Let them call us rebels, and welcome…
If you had asked me 14 months ago if I thought that I’d have a shot at taking over the management of DigBoston with my partners Chris Faraone, John Loftus, and Marc Sneider, I would have said “nah.” Yet six months ago we did just that, after effectively running the paper for the previous six months. We now have a once-in-a-lifetime chance to publish the only remaining alt newsweekly in a major American city. In a difficult period when the fate of our democracy is at stake.
So my year in review piece has to be a look at what we’ve done with that chance—aside from completing the obvious task of producing 52 issues of hard-hitting locally focused journalism this year.
For starters, we know that DigBoston can only succeed as a collective effort. And as a first order of business, we set about contacting dozens of folks who had already worked with the paper in the past to tell them that we were ready to set Dig to rights, stabilize our operation, and begin expanding. These things we have done.
Second, we carried on the tradition we had from working on the nonprofit Boston Institute for Nonprofit Journalism of building alliances with other publications. Which is why you’ll note we’re running articles simultaneously with those allies on a regular basis. Journalism in the 21st century is not going to succeed with news outlets that view themselves as isolated islands. We believe the only way to move forward is to stop being territorial, build bridges of mutual aid and solidarity between like-minded media enterprises, and figure out ways to work more closely together over the long haul. The better to expand all of our reach and scope.
Third, we began recruiting new talent.
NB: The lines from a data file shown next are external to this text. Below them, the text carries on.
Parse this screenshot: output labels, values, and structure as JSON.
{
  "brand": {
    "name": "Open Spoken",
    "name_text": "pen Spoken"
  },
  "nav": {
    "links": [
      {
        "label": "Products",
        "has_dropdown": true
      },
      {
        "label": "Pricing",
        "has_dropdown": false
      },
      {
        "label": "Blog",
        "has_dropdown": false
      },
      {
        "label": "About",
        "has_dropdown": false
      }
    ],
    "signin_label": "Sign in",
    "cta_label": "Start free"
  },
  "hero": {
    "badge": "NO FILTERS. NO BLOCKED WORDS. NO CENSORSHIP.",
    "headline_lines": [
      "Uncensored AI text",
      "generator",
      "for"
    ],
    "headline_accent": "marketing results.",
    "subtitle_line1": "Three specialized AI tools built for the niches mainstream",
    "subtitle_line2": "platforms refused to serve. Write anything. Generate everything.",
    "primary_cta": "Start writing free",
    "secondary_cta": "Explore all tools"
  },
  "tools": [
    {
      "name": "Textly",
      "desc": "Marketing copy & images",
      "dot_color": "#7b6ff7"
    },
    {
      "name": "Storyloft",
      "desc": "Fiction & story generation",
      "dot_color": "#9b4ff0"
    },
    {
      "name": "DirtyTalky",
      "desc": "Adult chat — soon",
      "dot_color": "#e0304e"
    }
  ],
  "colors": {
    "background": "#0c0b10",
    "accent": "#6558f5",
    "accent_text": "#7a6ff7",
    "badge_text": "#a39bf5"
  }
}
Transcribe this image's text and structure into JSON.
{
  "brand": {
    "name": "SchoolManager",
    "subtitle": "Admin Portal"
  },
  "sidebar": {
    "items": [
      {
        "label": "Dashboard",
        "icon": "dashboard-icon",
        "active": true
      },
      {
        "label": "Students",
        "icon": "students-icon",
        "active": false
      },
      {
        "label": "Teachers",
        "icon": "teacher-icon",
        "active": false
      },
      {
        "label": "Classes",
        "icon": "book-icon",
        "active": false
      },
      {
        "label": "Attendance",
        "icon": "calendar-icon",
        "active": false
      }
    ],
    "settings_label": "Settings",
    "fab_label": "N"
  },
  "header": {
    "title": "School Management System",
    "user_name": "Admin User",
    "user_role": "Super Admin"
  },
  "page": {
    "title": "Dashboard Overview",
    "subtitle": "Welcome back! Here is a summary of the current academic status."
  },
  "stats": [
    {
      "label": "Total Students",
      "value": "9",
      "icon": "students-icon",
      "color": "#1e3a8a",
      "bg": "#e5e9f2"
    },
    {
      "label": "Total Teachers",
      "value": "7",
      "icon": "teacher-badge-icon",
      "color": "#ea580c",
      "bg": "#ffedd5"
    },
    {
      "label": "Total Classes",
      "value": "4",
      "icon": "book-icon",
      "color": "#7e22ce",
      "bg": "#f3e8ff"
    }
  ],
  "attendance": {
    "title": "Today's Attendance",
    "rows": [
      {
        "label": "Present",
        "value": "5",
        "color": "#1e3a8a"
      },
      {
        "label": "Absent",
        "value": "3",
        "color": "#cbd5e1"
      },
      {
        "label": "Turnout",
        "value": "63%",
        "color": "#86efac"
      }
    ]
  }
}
We even put out a call for interested native working-class Bostonians to join our reporter pool—whether they are trained journalists or not—and will shortly begin training up untrained applicants who answered that first of what will be an ongoing series of calls. Because we do not think it’s possible to cover local news properly without fielding a solid number of journalists who were born and raised in and around Boston. And if there aren’t enough trained journalists that meet those criteria, then it’s our responsibility to teach them.
Fourth, we are not interested in the recent fad of “engagement” in journalism circles. It’s artificial and doomed to fail like all the other initiatives coming out of what some correctly dub the “foundation-industrial complex” and the academic centers it lavishes money on apropos of nothing. We are part of the communities we cover and believe that we cannot be good journalists if we’re not in constant communication with those communities. So you’ll see us at more and more public events, and notice us cooking up different schemes to be helpful to our audience in more concrete ways with every passing month. Such practices also have the salutary effect of helping us meet more talented folks from all over the city. Ensuring that our organization becomes more and more diverse by every metric—a specific goal of ours—organically over time, rather than in some forced, scripted, and ultimately ineffective fashion cribbed from the pages of some disingenuous HR manual somewhere. As with certain governments and corporations we could (and often do) name.
Fifth, we are pioneering a hybrid news model linking our nonprofit and for-profit wings that is helping us solve the difficult problem of how smaller community news outlets like DigBoston can afford to produce expensive but vitally important investigative news reporting. With more punch and élan than the remaining major news outlets are generally capable of in this era. Our concept is straightforward. We simply continue to run the aforementioned Boston Institute for Nonprofit Journalism that we launched two years prior to taking over this newspaper—raising donations to pay directly to our growing army of highly experienced talent to produce long-form investigative features and series. And publish them in DigBoston, which couldn’t pay for as much journalism without that arrangement. BINJ syndicates those stories free of charge to other news outlets in our network. We’re also working to spread this hybrid model around the country. In the interest of doing our bit to stop and ultimately reverse the rolling collapse of the American news industry… due in part to lack of ready money for news production.
Sixth, we remain fiercely independent. We are not beholden to the powerful interests that appear to be doing their best to run American democracy into the ground. And we don’t think it’s possible for honest journalists to approach our work in any other way.
Seventh, we continue the alternative journalism tradition of seeking to be fair and accurate in all our reporting. But we join other American alt weeklies in criticizing “objectivity”—the idea that journalists can somehow remove our opinions, and therefore ourselves, from our articles. Because we don’t believe that it’s possible or desirable to do so.
Finally, I think we’re doing our best to run DigBoston like a big, riotous, but deeply caring family. My partners and I certainly wouldn’t have it any other way, but neither would the incredibly talented staff we’re assembling from all walks of Boston area life. And it is they who make this whole mad, yet utterly necessary enterprise in the service of a democratic society possible. So here’s to them! And here’s to DigBoston! And here’s wishing all of our growing crew—and all of you—a very happy new year! Up the rebels!
Jason Pramas is executive editor and associate publisher of DigBoston.
Executive editor and associate publisher, DigBoston. Executive director of Boston Institute for Nonprofit Journalism. Former founder and editor/publisher of Open Media Boston. 2018 & 2019 Association of Alternative Newsmedia Political Column Award Winner.